▸ Dataset content
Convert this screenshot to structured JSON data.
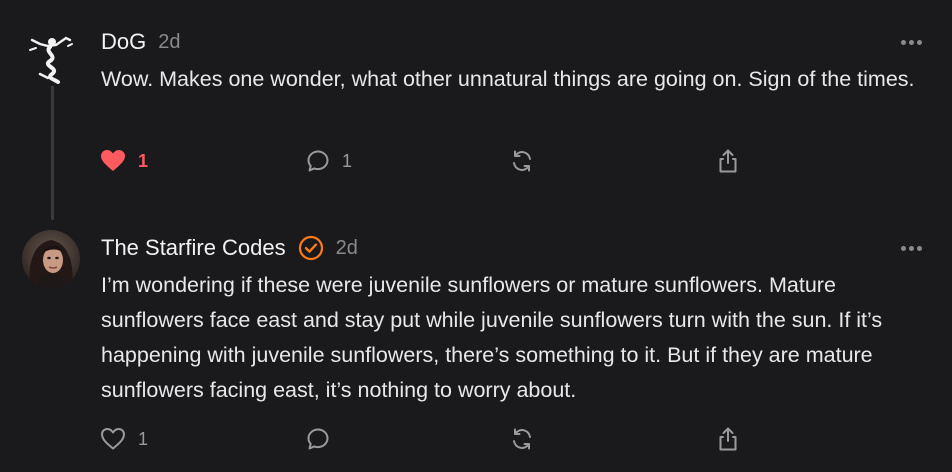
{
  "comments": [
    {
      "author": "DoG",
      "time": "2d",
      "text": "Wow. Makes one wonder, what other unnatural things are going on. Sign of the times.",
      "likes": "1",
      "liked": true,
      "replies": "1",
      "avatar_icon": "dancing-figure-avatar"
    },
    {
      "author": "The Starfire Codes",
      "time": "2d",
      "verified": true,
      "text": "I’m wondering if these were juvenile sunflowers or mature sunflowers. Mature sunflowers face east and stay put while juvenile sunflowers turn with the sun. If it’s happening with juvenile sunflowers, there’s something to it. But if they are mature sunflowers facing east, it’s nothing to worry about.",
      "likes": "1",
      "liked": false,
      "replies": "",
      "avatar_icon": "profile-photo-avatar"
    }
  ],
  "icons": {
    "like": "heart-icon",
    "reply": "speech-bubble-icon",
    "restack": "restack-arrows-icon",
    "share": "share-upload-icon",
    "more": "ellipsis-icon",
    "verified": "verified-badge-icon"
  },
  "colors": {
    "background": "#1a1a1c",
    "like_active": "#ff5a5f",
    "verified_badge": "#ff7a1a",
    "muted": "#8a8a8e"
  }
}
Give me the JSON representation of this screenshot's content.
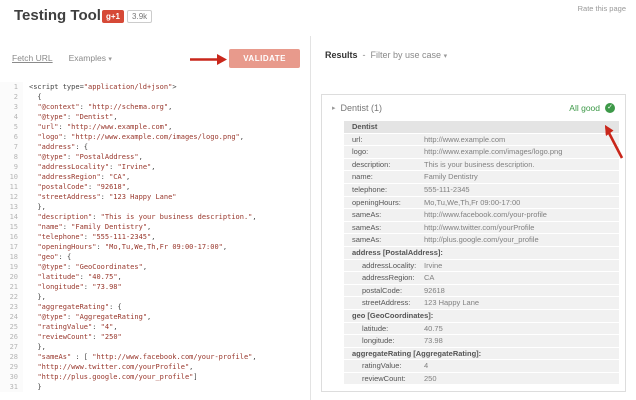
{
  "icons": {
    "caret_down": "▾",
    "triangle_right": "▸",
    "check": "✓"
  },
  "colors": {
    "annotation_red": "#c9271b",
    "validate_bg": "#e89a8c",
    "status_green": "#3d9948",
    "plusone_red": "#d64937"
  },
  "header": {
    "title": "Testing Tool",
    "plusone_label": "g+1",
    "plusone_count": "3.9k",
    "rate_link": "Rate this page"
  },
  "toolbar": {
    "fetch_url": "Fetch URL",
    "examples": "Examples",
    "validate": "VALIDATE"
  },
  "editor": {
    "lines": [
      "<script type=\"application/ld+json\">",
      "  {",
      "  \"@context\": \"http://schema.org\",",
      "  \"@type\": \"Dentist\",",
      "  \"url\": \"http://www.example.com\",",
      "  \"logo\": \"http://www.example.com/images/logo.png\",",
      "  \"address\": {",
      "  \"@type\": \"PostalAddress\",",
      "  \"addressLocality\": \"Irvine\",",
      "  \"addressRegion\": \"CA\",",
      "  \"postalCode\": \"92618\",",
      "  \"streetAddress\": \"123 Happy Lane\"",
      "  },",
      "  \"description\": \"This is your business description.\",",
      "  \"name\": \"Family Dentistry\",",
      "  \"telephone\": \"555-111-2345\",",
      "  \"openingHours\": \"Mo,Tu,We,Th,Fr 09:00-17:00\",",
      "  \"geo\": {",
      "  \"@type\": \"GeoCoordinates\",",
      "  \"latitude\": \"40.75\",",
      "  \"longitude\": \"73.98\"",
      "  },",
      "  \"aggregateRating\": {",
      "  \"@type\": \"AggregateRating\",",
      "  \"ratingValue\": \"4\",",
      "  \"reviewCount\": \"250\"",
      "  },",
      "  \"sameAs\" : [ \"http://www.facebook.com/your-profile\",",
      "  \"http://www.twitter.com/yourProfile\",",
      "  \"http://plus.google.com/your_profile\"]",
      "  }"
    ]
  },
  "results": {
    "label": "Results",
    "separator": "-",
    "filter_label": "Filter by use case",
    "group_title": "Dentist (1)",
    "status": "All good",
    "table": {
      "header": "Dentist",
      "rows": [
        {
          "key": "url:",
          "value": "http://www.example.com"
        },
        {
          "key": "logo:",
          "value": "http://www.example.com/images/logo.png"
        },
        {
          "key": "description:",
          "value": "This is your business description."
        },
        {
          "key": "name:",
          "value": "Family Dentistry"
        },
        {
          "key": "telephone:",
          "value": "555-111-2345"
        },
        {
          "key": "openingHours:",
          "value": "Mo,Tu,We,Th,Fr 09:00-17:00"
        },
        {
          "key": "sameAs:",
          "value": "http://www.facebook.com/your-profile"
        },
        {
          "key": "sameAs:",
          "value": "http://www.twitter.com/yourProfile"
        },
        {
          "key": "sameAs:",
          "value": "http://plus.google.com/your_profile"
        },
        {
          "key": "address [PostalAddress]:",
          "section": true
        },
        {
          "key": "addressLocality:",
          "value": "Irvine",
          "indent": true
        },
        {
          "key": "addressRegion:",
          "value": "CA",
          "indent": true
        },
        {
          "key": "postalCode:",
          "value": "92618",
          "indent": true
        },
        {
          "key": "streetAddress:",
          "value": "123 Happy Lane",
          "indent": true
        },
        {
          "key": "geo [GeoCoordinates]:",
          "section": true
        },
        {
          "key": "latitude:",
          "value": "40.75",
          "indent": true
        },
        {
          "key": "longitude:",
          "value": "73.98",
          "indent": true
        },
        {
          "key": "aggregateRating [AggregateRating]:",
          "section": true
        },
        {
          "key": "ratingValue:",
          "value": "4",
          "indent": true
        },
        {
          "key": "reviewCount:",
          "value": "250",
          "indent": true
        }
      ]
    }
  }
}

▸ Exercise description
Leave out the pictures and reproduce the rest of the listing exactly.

▸ Exercise answer
Convert this screenshot to structured JSON data.
{
  "comments": [
    {
      "author": "DoG",
      "time": "2d",
      "text": "Wow. Makes one wonder, what other unnatural things are going on. Sign of the times.",
      "likes": "1",
      "liked": true,
      "replies": "1",
      "avatar_icon": "dancing-figure-avatar"
    },
    {
      "author": "The Starfire Codes",
      "time": "2d",
      "verified": true,
      "text": "I’m wondering if these were juvenile sunflowers or mature sunflowers. Mature sunflowers face east and stay put while juvenile sunflowers turn with the sun. If it’s happening with juvenile sunflowers, there’s something to it. But if they are mature sunflowers facing east, it’s nothing to worry about.",
      "likes": "1",
      "liked": false,
      "replies": "",
      "avatar_icon": "profile-photo-avatar"
    }
  ],
  "icons": {
    "like": "heart-icon",
    "reply": "speech-bubble-icon",
    "restack": "restack-arrows-icon",
    "share": "share-upload-icon",
    "more": "ellipsis-icon",
    "verified": "verified-badge-icon"
  },
  "colors": {
    "background": "#1a1a1c",
    "like_active": "#ff5a5f",
    "verified_badge": "#ff7a1a",
    "muted": "#8a8a8e"
  }
}
Give me the JSON representation of this screenshot's content.
{
  "icons": {
    "caret_down": "▾",
    "triangle_right": "▸",
    "check": "✓"
  },
  "colors": {
    "annotation_red": "#c9271b",
    "validate_bg": "#e89a8c",
    "status_green": "#3d9948",
    "plusone_red": "#d64937"
  },
  "header": {
    "title": "Testing Tool",
    "plusone_label": "g+1",
    "plusone_count": "3.9k",
    "rate_link": "Rate this page"
  },
  "toolbar": {
    "fetch_url": "Fetch URL",
    "examples": "Examples",
    "validate": "VALIDATE"
  },
  "editor": {
    "lines": [
      "<script type=\"application/ld+json\">",
      "  {",
      "  \"@context\": \"http://schema.org\",",
      "  \"@type\": \"Dentist\",",
      "  \"url\": \"http://www.example.com\",",
      "  \"logo\": \"http://www.example.com/images/logo.png\",",
      "  \"address\": {",
      "  \"@type\": \"PostalAddress\",",
      "  \"addressLocality\": \"Irvine\",",
      "  \"addressRegion\": \"CA\",",
      "  \"postalCode\": \"92618\",",
      "  \"streetAddress\": \"123 Happy Lane\"",
      "  },",
      "  \"description\": \"This is your business description.\",",
      "  \"name\": \"Family Dentistry\",",
      "  \"telephone\": \"555-111-2345\",",
      "  \"openingHours\": \"Mo,Tu,We,Th,Fr 09:00-17:00\",",
      "  \"geo\": {",
      "  \"@type\": \"GeoCoordinates\",",
      "  \"latitude\": \"40.75\",",
      "  \"longitude\": \"73.98\"",
      "  },",
      "  \"aggregateRating\": {",
      "  \"@type\": \"AggregateRating\",",
      "  \"ratingValue\": \"4\",",
      "  \"reviewCount\": \"250\"",
      "  },",
      "  \"sameAs\" : [ \"http://www.facebook.com/your-profile\",",
      "  \"http://www.twitter.com/yourProfile\",",
      "  \"http://plus.google.com/your_profile\"]",
      "  }"
    ]
  },
  "results": {
    "label": "Results",
    "separator": "-",
    "filter_label": "Filter by use case",
    "group_title": "Dentist (1)",
    "status": "All good",
    "table": {
      "header": "Dentist",
      "rows": [
        {
          "key": "url:",
          "value": "http://www.example.com"
        },
        {
          "key": "logo:",
          "value": "http://www.example.com/images/logo.png"
        },
        {
          "key": "description:",
          "value": "This is your business description."
        },
        {
          "key": "name:",
          "value": "Family Dentistry"
        },
        {
          "key": "telephone:",
          "value": "555-111-2345"
        },
        {
          "key": "openingHours:",
          "value": "Mo,Tu,We,Th,Fr 09:00-17:00"
        },
        {
          "key": "sameAs:",
          "value": "http://www.facebook.com/your-profile"
        },
        {
          "key": "sameAs:",
          "value": "http://www.twitter.com/yourProfile"
        },
        {
          "key": "sameAs:",
          "value": "http://plus.google.com/your_profile"
        },
        {
          "key": "address [PostalAddress]:",
          "section": true
        },
        {
          "key": "addressLocality:",
          "value": "Irvine",
          "indent": true
        },
        {
          "key": "addressRegion:",
          "value": "CA",
          "indent": true
        },
        {
          "key": "postalCode:",
          "value": "92618",
          "indent": true
        },
        {
          "key": "streetAddress:",
          "value": "123 Happy Lane",
          "indent": true
        },
        {
          "key": "geo [GeoCoordinates]:",
          "section": true
        },
        {
          "key": "latitude:",
          "value": "40.75",
          "indent": true
        },
        {
          "key": "longitude:",
          "value": "73.98",
          "indent": true
        },
        {
          "key": "aggregateRating [AggregateRating]:",
          "section": true
        },
        {
          "key": "ratingValue:",
          "value": "4",
          "indent": true
        },
        {
          "key": "reviewCount:",
          "value": "250",
          "indent": true
        }
      ]
    }
  }
}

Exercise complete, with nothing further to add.